== Exercise brief ==
Say how many lines below have "ship" in them, giving the number alone.
Listed records Start Marker
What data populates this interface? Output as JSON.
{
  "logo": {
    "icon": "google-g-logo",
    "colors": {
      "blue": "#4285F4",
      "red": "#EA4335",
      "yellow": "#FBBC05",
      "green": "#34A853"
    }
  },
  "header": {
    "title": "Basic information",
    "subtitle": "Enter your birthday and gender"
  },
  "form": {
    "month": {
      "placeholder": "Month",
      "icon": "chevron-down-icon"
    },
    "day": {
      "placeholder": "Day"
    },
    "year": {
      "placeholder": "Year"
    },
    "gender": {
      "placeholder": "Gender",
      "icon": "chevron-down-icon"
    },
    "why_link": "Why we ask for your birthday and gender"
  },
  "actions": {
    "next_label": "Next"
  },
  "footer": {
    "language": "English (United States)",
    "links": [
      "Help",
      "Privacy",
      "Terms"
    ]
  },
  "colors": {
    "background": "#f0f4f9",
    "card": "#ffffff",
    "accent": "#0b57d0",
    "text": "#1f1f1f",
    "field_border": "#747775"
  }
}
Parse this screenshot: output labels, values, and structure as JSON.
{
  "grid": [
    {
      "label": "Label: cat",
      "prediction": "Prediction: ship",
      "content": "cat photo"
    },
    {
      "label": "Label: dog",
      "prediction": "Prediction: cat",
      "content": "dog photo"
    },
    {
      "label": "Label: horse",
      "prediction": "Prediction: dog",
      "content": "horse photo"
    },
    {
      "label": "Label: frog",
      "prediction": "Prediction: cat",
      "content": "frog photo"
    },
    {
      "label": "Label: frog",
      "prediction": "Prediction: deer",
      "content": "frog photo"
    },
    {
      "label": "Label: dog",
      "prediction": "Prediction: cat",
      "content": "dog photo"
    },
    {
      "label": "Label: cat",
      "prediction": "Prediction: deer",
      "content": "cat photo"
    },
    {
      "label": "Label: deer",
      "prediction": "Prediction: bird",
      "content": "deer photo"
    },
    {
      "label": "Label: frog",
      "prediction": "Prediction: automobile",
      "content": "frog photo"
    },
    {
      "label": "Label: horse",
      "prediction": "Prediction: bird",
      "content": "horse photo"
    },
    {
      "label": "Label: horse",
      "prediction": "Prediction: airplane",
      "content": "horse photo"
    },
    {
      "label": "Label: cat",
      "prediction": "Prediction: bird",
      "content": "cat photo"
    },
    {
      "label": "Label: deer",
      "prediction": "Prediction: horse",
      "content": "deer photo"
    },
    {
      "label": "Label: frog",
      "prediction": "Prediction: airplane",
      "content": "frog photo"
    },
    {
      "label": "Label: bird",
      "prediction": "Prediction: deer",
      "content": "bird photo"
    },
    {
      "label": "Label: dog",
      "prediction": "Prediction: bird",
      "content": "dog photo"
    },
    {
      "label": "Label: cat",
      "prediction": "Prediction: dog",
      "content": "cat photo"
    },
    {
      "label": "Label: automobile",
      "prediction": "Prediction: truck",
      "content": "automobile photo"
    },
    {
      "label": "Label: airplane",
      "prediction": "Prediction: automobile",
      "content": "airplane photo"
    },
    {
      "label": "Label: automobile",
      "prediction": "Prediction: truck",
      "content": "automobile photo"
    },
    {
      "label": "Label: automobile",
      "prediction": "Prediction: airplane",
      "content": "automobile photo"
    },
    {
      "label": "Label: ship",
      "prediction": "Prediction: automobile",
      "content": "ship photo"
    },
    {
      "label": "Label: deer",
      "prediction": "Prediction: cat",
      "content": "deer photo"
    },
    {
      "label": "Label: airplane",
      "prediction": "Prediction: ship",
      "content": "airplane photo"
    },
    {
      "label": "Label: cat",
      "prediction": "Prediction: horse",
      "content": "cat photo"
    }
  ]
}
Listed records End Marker
== Response to the task ==
4